▸ Task description: Each line of the material that mentions the word "JSON" is to be copied.
■ ■ ■ ■
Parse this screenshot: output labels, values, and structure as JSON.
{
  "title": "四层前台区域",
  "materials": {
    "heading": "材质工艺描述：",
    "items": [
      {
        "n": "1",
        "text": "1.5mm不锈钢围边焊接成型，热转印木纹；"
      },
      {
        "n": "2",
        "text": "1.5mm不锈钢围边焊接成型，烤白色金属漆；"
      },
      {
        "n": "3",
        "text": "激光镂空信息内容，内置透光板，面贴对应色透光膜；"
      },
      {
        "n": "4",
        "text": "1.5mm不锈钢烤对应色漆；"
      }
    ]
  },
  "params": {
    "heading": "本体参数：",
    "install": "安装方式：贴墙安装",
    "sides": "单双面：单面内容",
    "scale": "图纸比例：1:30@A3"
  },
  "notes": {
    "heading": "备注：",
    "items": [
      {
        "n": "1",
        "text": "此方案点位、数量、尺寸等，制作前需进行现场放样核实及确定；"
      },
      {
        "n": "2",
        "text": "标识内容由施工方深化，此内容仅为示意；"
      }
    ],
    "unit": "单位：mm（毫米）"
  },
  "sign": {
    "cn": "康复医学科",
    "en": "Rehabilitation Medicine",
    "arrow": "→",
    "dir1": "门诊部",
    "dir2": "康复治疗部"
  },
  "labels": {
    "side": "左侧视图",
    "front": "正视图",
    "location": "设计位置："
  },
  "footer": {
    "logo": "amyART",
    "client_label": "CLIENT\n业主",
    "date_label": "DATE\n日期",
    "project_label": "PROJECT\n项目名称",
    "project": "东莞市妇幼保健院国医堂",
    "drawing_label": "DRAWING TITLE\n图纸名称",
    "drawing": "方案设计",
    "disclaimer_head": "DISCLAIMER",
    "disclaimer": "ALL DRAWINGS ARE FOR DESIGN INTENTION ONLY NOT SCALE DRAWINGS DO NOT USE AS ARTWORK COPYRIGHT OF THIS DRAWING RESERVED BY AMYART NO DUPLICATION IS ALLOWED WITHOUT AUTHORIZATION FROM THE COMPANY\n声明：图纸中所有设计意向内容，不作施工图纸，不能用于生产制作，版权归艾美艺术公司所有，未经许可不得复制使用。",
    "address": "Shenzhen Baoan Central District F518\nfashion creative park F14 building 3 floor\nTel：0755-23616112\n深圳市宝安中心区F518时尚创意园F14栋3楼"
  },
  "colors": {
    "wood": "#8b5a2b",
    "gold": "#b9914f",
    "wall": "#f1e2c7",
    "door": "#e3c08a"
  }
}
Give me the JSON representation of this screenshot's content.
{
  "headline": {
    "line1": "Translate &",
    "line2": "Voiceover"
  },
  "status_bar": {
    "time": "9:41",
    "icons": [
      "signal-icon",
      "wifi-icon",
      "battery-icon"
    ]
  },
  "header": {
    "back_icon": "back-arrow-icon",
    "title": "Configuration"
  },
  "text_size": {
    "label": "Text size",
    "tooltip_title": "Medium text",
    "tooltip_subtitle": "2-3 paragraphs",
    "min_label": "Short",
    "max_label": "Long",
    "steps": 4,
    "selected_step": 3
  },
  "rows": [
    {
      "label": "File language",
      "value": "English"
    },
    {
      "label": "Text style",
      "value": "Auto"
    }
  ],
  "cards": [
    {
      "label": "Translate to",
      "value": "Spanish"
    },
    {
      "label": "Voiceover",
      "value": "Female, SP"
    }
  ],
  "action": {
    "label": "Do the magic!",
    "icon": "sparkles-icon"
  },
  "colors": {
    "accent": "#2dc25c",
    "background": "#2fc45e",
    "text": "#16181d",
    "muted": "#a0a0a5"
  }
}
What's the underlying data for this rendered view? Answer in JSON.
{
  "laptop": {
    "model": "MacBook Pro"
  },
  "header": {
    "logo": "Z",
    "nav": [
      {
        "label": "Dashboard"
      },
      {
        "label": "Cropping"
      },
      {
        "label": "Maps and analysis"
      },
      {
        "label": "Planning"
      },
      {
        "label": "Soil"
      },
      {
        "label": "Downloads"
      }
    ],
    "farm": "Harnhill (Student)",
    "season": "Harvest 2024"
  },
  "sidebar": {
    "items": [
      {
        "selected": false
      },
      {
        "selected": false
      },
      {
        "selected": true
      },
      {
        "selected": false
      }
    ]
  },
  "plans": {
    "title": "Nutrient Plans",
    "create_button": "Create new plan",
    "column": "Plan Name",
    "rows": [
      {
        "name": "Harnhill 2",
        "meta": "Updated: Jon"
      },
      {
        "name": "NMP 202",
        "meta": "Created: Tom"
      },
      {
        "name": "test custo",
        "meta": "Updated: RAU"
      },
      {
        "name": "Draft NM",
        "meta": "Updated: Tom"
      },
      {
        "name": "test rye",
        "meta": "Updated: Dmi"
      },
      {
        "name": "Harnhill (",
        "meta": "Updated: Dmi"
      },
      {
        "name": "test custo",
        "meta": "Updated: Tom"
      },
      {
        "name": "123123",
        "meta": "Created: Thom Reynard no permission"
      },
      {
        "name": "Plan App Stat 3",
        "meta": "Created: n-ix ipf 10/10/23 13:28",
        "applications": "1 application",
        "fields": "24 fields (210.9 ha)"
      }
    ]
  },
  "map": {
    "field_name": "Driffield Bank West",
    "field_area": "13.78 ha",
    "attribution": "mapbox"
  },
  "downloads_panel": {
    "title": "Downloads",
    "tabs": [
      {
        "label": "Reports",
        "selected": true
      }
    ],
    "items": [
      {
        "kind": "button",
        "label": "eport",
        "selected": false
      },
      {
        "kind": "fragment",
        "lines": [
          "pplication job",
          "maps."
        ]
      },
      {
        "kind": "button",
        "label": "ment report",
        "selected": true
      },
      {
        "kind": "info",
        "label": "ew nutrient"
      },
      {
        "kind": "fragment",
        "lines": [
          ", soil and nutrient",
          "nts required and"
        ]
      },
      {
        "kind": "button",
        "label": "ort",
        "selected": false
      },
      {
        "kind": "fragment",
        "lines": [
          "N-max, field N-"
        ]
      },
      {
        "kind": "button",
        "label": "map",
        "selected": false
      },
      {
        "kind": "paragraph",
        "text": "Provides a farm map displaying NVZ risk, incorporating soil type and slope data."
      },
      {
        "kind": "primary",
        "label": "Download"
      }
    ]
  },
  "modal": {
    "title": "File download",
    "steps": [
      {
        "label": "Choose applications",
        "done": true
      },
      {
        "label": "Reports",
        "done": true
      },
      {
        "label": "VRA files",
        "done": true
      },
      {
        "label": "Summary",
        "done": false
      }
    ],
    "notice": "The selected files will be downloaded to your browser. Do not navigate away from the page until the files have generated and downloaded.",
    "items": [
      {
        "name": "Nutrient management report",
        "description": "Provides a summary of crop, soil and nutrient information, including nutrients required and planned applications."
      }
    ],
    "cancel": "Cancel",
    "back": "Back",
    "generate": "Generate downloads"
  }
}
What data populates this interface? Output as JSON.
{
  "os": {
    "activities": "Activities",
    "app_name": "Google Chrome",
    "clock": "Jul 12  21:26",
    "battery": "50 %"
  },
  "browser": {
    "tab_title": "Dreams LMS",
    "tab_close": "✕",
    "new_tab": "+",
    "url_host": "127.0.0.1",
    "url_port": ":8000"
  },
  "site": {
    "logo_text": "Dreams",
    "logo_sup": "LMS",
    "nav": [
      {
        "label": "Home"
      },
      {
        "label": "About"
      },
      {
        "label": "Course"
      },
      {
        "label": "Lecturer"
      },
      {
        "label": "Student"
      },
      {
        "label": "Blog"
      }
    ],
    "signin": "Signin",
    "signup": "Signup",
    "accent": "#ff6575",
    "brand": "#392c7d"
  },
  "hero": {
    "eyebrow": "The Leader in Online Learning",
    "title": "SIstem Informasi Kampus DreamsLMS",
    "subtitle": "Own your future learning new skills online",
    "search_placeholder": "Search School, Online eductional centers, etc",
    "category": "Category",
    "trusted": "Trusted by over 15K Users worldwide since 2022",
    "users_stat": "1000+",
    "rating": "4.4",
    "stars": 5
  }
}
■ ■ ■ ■
▸ Output for this task:
Parse this screenshot: output labels, values, and structure as JSON.
Give me the JSON representation of this screenshot's content.
What's the underlying data for this rendered view? Answer in JSON.
What data populates this interface? Output as JSON.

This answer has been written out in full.